→ Work instruction: Take the data that sits below and write it out again exactly.

┄┄┄┄┄┄┄┄┄┄

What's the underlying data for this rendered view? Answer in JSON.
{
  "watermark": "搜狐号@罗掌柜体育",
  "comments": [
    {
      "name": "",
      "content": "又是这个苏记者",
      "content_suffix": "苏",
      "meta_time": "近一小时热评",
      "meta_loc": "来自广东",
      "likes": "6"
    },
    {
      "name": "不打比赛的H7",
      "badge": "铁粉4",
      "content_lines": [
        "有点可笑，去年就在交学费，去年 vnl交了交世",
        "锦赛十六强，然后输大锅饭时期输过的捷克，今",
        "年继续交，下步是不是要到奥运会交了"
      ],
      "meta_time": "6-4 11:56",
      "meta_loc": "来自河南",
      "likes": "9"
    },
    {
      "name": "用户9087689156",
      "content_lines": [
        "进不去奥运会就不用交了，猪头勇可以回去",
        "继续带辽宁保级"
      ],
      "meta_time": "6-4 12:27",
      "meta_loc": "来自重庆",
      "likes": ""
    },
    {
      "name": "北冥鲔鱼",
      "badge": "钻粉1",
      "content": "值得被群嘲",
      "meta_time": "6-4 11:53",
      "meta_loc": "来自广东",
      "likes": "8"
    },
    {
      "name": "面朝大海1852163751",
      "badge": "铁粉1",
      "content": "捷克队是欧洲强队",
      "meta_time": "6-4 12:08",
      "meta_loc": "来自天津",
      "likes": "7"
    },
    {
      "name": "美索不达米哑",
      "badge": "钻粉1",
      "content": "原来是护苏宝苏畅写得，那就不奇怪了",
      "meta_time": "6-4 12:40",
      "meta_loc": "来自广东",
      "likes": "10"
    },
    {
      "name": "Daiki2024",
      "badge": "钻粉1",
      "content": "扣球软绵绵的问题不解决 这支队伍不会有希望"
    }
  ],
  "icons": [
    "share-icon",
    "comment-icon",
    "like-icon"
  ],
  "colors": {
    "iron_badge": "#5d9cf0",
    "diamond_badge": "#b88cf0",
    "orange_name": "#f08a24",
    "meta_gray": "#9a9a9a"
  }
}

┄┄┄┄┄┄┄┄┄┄

→ Response box:
What's the underlying data for this rendered view? Answer in JSON.
{
  "watermark": "搜狐号@罗掌柜体育",
  "comments": [
    {
      "name": "",
      "content": "又是这个苏记者",
      "content_suffix": "苏",
      "meta_time": "近一小时热评",
      "meta_loc": "来自广东",
      "likes": "6"
    },
    {
      "name": "不打比赛的H7",
      "badge": "铁粉4",
      "content_lines": [
        "有点可笑，去年就在交学费，去年 vnl交了交世",
        "锦赛十六强，然后输大锅饭时期输过的捷克，今",
        "年继续交，下步是不是要到奥运会交了"
      ],
      "meta_time": "6-4 11:56",
      "meta_loc": "来自河南",
      "likes": "9"
    },
    {
      "name": "用户9087689156",
      "content_lines": [
        "进不去奥运会就不用交了，猪头勇可以回去",
        "继续带辽宁保级"
      ],
      "meta_time": "6-4 12:27",
      "meta_loc": "来自重庆",
      "likes": ""
    },
    {
      "name": "北冥鲔鱼",
      "badge": "钻粉1",
      "content": "值得被群嘲",
      "meta_time": "6-4 11:53",
      "meta_loc": "来自广东",
      "likes": "8"
    },
    {
      "name": "面朝大海1852163751",
      "badge": "铁粉1",
      "content": "捷克队是欧洲强队",
      "meta_time": "6-4 12:08",
      "meta_loc": "来自天津",
      "likes": "7"
    },
    {
      "name": "美索不达米哑",
      "badge": "钻粉1",
      "content": "原来是护苏宝苏畅写得，那就不奇怪了",
      "meta_time": "6-4 12:40",
      "meta_loc": "来自广东",
      "likes": "10"
    },
    {
      "name": "Daiki2024",
      "badge": "钻粉1",
      "content": "扣球软绵绵的问题不解决 这支队伍不会有希望"
    }
  ],
  "icons": [
    "share-icon",
    "comment-icon",
    "like-icon"
  ],
  "colors": {
    "iron_badge": "#5d9cf0",
    "diamond_badge": "#b88cf0",
    "orange_name": "#f08a24",
    "meta_gray": "#9a9a9a"
  }
}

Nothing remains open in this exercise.